Stored data
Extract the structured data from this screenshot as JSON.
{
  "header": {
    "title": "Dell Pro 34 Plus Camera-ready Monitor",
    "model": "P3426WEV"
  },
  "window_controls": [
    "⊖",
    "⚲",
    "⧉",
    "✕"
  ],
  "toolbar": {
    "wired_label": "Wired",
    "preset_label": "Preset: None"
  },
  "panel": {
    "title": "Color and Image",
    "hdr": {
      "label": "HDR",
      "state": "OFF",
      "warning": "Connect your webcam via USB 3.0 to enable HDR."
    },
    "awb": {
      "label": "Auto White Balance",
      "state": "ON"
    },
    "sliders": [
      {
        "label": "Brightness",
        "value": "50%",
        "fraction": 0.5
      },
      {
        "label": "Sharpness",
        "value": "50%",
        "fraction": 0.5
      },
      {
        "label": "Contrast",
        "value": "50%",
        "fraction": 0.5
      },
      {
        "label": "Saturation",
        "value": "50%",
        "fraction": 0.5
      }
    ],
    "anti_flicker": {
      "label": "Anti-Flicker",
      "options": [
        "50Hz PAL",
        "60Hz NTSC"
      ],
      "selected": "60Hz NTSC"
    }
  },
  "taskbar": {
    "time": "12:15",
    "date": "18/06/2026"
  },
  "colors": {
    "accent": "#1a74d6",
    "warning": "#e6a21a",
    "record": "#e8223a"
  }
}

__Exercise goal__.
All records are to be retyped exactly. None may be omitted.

__Result for this task__.
Extract the structured data from this screenshot as JSON.
{
  "header": {
    "title": "Dell Pro 34 Plus Camera-ready Monitor",
    "model": "P3426WEV"
  },
  "window_controls": [
    "⊖",
    "⚲",
    "⧉",
    "✕"
  ],
  "toolbar": {
    "wired_label": "Wired",
    "preset_label": "Preset: None"
  },
  "panel": {
    "title": "Color and Image",
    "hdr": {
      "label": "HDR",
      "state": "OFF",
      "warning": "Connect your webcam via USB 3.0 to enable HDR."
    },
    "awb": {
      "label": "Auto White Balance",
      "state": "ON"
    },
    "sliders": [
      {
        "label": "Brightness",
        "value": "50%",
        "fraction": 0.5
      },
      {
        "label": "Sharpness",
        "value": "50%",
        "fraction": 0.5
      },
      {
        "label": "Contrast",
        "value": "50%",
        "fraction": 0.5
      },
      {
        "label": "Saturation",
        "value": "50%",
        "fraction": 0.5
      }
    ],
    "anti_flicker": {
      "label": "Anti-Flicker",
      "options": [
        "50Hz PAL",
        "60Hz NTSC"
      ],
      "selected": "60Hz NTSC"
    }
  },
  "taskbar": {
    "time": "12:15",
    "date": "18/06/2026"
  },
  "colors": {
    "accent": "#1a74d6",
    "warning": "#e6a21a",
    "record": "#e8223a"
  }
}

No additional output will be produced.